**PROBLEM TO WORK ON**
Your task is to return all the entries below exactly, with every picture omitted.
——
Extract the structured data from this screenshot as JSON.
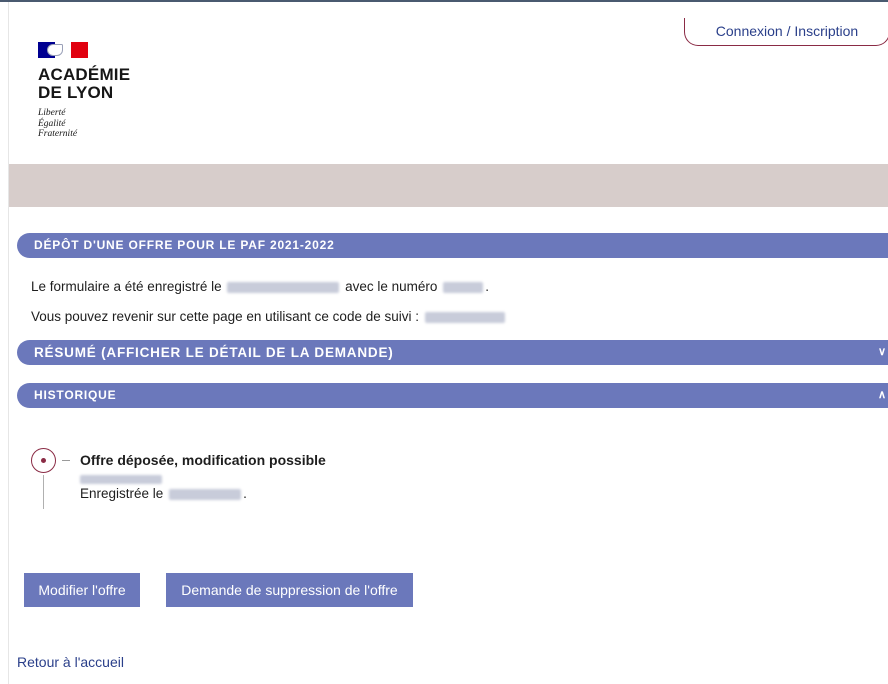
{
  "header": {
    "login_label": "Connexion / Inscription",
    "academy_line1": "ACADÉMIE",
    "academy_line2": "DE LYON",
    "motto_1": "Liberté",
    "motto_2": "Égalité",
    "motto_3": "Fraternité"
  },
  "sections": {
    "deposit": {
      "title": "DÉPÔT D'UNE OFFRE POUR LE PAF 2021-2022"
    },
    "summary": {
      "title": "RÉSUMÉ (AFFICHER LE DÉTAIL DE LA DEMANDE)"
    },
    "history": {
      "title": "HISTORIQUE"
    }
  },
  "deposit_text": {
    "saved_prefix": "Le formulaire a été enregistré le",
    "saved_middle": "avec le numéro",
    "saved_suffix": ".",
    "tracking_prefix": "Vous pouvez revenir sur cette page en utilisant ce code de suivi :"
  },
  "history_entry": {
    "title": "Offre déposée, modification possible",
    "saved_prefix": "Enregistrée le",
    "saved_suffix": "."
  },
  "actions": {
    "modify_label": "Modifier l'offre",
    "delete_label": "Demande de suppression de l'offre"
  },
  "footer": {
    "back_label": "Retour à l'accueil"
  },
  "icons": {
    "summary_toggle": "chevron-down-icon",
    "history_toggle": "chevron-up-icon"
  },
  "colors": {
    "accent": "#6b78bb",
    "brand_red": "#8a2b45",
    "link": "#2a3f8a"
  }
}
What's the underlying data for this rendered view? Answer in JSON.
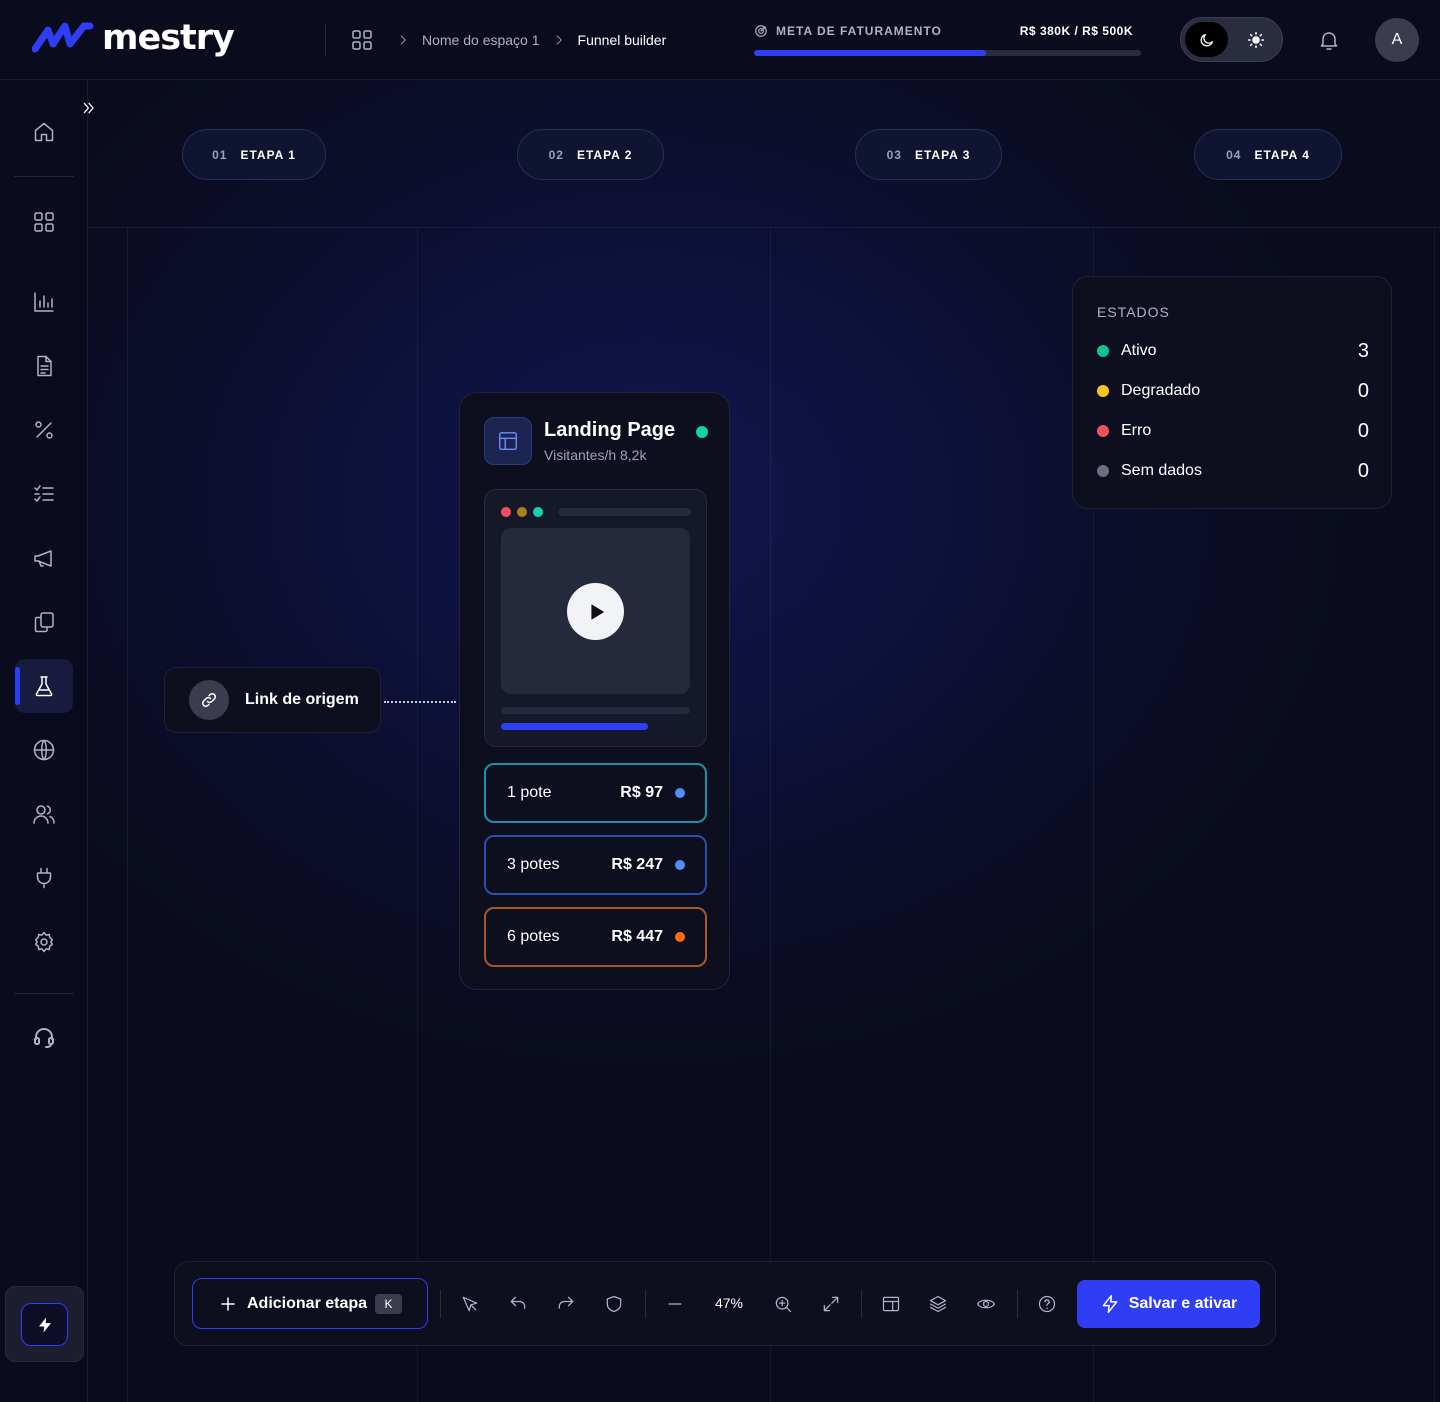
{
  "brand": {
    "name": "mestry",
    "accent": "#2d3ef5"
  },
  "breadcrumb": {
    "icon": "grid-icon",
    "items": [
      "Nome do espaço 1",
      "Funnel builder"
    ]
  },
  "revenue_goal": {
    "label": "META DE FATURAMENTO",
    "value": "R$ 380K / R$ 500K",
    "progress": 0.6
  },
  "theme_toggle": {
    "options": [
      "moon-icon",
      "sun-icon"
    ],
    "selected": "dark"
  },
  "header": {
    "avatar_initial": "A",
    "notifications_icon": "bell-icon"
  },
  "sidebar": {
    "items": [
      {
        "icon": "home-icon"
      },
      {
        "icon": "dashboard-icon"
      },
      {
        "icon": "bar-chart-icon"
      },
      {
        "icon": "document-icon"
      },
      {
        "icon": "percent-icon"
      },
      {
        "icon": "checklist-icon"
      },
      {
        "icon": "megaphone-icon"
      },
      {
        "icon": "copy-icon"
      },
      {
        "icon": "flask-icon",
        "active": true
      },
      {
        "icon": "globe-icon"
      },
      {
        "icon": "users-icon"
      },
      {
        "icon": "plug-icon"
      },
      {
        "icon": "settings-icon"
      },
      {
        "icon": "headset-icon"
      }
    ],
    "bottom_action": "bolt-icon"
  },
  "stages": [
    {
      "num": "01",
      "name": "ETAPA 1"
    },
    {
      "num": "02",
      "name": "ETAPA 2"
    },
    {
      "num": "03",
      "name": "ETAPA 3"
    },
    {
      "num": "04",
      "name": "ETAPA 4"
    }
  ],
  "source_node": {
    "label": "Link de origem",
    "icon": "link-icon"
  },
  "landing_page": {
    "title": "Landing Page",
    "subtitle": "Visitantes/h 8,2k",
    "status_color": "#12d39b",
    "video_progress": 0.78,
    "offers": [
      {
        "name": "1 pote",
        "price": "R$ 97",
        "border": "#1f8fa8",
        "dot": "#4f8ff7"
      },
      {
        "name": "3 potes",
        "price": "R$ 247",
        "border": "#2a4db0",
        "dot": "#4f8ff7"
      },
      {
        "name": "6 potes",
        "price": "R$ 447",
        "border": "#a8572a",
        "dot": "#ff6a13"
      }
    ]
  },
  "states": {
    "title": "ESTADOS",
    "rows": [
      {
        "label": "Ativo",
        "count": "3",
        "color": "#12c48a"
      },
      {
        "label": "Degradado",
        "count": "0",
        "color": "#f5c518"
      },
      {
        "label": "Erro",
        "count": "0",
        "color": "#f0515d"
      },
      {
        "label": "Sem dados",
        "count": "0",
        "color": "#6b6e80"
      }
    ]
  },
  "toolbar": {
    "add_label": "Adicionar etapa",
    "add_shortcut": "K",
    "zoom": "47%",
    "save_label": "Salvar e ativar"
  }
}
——
**EXERCISE RESULT**
Extract the structured data from this screenshot as JSON.
{
  "header": {
    "login_label": "Connexion / Inscription",
    "academy_line1": "ACADÉMIE",
    "academy_line2": "DE LYON",
    "motto_1": "Liberté",
    "motto_2": "Égalité",
    "motto_3": "Fraternité"
  },
  "sections": {
    "deposit": {
      "title": "DÉPÔT D'UNE OFFRE POUR LE PAF 2021-2022"
    },
    "summary": {
      "title": "RÉSUMÉ (AFFICHER LE DÉTAIL DE LA DEMANDE)"
    },
    "history": {
      "title": "HISTORIQUE"
    }
  },
  "deposit_text": {
    "saved_prefix": "Le formulaire a été enregistré le",
    "saved_middle": "avec le numéro",
    "saved_suffix": ".",
    "tracking_prefix": "Vous pouvez revenir sur cette page en utilisant ce code de suivi :"
  },
  "history_entry": {
    "title": "Offre déposée, modification possible",
    "saved_prefix": "Enregistrée le",
    "saved_suffix": "."
  },
  "actions": {
    "modify_label": "Modifier l'offre",
    "delete_label": "Demande de suppression de l'offre"
  },
  "footer": {
    "back_label": "Retour à l'accueil"
  },
  "icons": {
    "summary_toggle": "chevron-down-icon",
    "history_toggle": "chevron-up-icon"
  },
  "colors": {
    "accent": "#6b78bb",
    "brand_red": "#8a2b45",
    "link": "#2a3f8a"
  }
}
What's the underlying data for this rendered view? Answer in JSON.
{
  "brand": {
    "name": "mestry",
    "accent": "#2d3ef5"
  },
  "breadcrumb": {
    "icon": "grid-icon",
    "items": [
      "Nome do espaço 1",
      "Funnel builder"
    ]
  },
  "revenue_goal": {
    "label": "META DE FATURAMENTO",
    "value": "R$ 380K / R$ 500K",
    "progress": 0.6
  },
  "theme_toggle": {
    "options": [
      "moon-icon",
      "sun-icon"
    ],
    "selected": "dark"
  },
  "header": {
    "avatar_initial": "A",
    "notifications_icon": "bell-icon"
  },
  "sidebar": {
    "items": [
      {
        "icon": "home-icon"
      },
      {
        "icon": "dashboard-icon"
      },
      {
        "icon": "bar-chart-icon"
      },
      {
        "icon": "document-icon"
      },
      {
        "icon": "percent-icon"
      },
      {
        "icon": "checklist-icon"
      },
      {
        "icon": "megaphone-icon"
      },
      {
        "icon": "copy-icon"
      },
      {
        "icon": "flask-icon",
        "active": true
      },
      {
        "icon": "globe-icon"
      },
      {
        "icon": "users-icon"
      },
      {
        "icon": "plug-icon"
      },
      {
        "icon": "settings-icon"
      },
      {
        "icon": "headset-icon"
      }
    ],
    "bottom_action": "bolt-icon"
  },
  "stages": [
    {
      "num": "01",
      "name": "ETAPA 1"
    },
    {
      "num": "02",
      "name": "ETAPA 2"
    },
    {
      "num": "03",
      "name": "ETAPA 3"
    },
    {
      "num": "04",
      "name": "ETAPA 4"
    }
  ],
  "source_node": {
    "label": "Link de origem",
    "icon": "link-icon"
  },
  "landing_page": {
    "title": "Landing Page",
    "subtitle": "Visitantes/h 8,2k",
    "status_color": "#12d39b",
    "video_progress": 0.78,
    "offers": [
      {
        "name": "1 pote",
        "price": "R$ 97",
        "border": "#1f8fa8",
        "dot": "#4f8ff7"
      },
      {
        "name": "3 potes",
        "price": "R$ 247",
        "border": "#2a4db0",
        "dot": "#4f8ff7"
      },
      {
        "name": "6 potes",
        "price": "R$ 447",
        "border": "#a8572a",
        "dot": "#ff6a13"
      }
    ]
  },
  "states": {
    "title": "ESTADOS",
    "rows": [
      {
        "label": "Ativo",
        "count": "3",
        "color": "#12c48a"
      },
      {
        "label": "Degradado",
        "count": "0",
        "color": "#f5c518"
      },
      {
        "label": "Erro",
        "count": "0",
        "color": "#f0515d"
      },
      {
        "label": "Sem dados",
        "count": "0",
        "color": "#6b6e80"
      }
    ]
  },
  "toolbar": {
    "add_label": "Adicionar etapa",
    "add_shortcut": "K",
    "zoom": "47%",
    "save_label": "Salvar e ativar"
  }
}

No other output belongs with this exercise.